● What you have to do: Lines that include the word "label" should be copied from the listing that follows.

● Task inputs:
+-------+
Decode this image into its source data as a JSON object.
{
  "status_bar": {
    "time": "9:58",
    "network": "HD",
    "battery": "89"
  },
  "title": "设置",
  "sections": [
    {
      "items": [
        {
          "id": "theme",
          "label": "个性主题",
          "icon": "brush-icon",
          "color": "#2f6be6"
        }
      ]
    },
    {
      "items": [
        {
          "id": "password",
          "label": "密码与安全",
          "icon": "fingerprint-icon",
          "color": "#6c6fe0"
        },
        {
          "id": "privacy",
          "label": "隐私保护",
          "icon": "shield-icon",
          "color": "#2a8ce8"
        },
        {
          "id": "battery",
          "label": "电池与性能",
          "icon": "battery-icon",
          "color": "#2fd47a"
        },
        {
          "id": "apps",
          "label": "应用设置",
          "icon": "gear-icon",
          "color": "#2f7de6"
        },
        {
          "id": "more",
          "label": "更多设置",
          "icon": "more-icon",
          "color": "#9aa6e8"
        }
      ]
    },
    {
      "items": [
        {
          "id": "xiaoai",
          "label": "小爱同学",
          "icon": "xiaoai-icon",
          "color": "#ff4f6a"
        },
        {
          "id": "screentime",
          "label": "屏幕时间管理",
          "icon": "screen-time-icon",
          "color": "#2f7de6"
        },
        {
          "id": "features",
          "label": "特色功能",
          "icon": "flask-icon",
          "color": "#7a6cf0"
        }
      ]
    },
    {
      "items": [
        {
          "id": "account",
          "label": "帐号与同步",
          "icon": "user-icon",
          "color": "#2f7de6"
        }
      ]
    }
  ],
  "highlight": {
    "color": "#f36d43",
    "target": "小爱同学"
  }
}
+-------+
● Worked solution:
          "label": "个性主题",
          "label": "密码与安全",
          "label": "隐私保护",
          "label": "电池与性能",
          "label": "应用设置",
          "label": "更多设置",
          "label": "小爱同学",
          "label": "屏幕时间管理",
          "label": "特色功能",
          "label": "帐号与同步",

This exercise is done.